- Breast Cancer and Mushrooms The Healthy Breast Program
- Mushrooms, can they help prevent cancer? A video with Dr. Donald Abrams, Integrative Oncologist. He is an authority on this subject.
- North American Mycological Association
- Benefits of Medicinal Mushrooms and How to Use Them
- Herbal & Medicinal Mushrooms
- Every Type of Mushroom You Need to Know About
- Mushroom Medicine: Challenges and Potential Christopher Hobbs M.D.
- FDA Approves Bastyr Turkey Tail Trial for Cancer Patients Bastyr Univeristy
- Six Cancer-Fighting Medicinal Mushrooms Huffington Post
- Effect of Maitake (Grifola frondosa) D-Fraction on the activation of NK cells in cancer patients. PubMed
- Pleurotus ostreatus inhibits proliferation of human breast and colon cancer cells through p53-dependent as well as p53-independent PubMed
- Anticancer effects of fraction isolated from fruiting bodies of Chaga medicinal mushroom, Inonotus obliquus (Pers.:Fr.) Pilát (Aphyllophoromycetideae): in vitro studies. PubMed
- Neurotrophic properties of the Lion’s mane medicinal mushroom, Hericium erinaceus (Higher Basidiomycetes) from Malaysia. PubMed
- Reishi Mushroom, Shitaki Mushroom, Maitaki Mushroom, Chaga Mushroom, Oyster Mushroom Memorial Sloan-Kettering Cancer Center

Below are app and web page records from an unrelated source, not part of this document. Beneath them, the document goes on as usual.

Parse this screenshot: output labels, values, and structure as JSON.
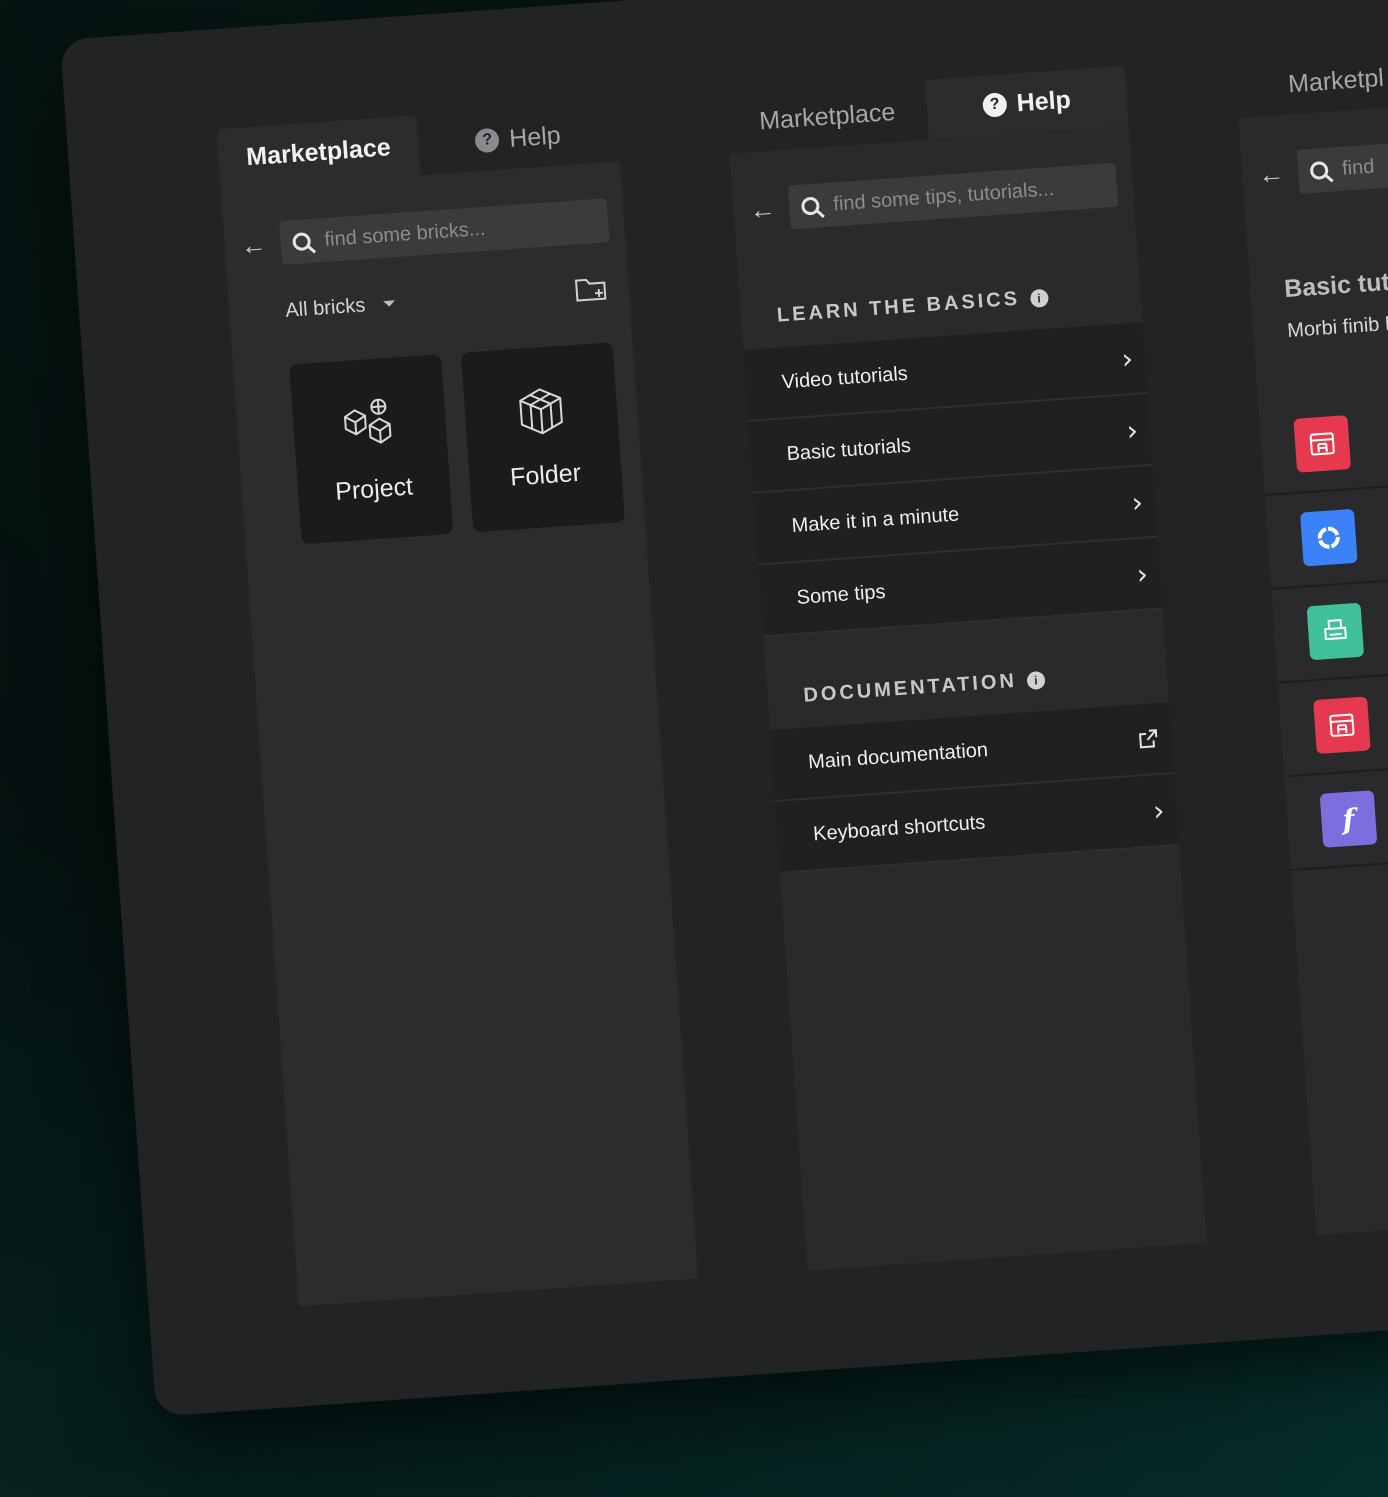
{
  "panel_marketplace": {
    "tabs": [
      {
        "label": "Marketplace"
      },
      {
        "label": "Help"
      }
    ],
    "search": {
      "placeholder": "find some bricks..."
    },
    "filter": {
      "label": "All bricks"
    },
    "cards": [
      {
        "label": "Project"
      },
      {
        "label": "Folder"
      }
    ]
  },
  "panel_help": {
    "tabs": [
      {
        "label": "Marketplace"
      },
      {
        "label": "Help"
      }
    ],
    "search": {
      "placeholder": "find some tips, tutorials..."
    },
    "learn": {
      "title": "LEARN THE BASICS",
      "items": [
        {
          "label": "Video tutorials"
        },
        {
          "label": "Basic tutorials"
        },
        {
          "label": "Make it in a minute"
        },
        {
          "label": "Some tips"
        }
      ]
    },
    "documentation": {
      "title": "DOCUMENTATION",
      "items": [
        {
          "label": "Main documentation"
        },
        {
          "label": "Keyboard shortcuts"
        }
      ]
    }
  },
  "panel_basic": {
    "tabs": [
      {
        "label": "Marketpl"
      }
    ],
    "search": {
      "placeholder": "find"
    },
    "title": "Basic tut",
    "description": "Morbi finib Nullam di euismod",
    "tiles": [
      {
        "icon": "table-icon",
        "color": "#e53950"
      },
      {
        "icon": "ring-icon",
        "color": "#3b82f6"
      },
      {
        "icon": "printer-icon",
        "color": "#3fbf9a"
      },
      {
        "icon": "table-icon",
        "color": "#e53950"
      },
      {
        "icon": "function-icon",
        "color": "#7b6fe0",
        "glyph": "f"
      }
    ]
  },
  "colors": {
    "board": "#222325",
    "panel": "#2c2c2e",
    "list_row": "#202022",
    "card": "#1b1b1d",
    "text": "#efefef"
  }
}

G. lucidum (Reishi mushroom) for cancer treatment PubMed citing many studies done on the Reishi Mushroom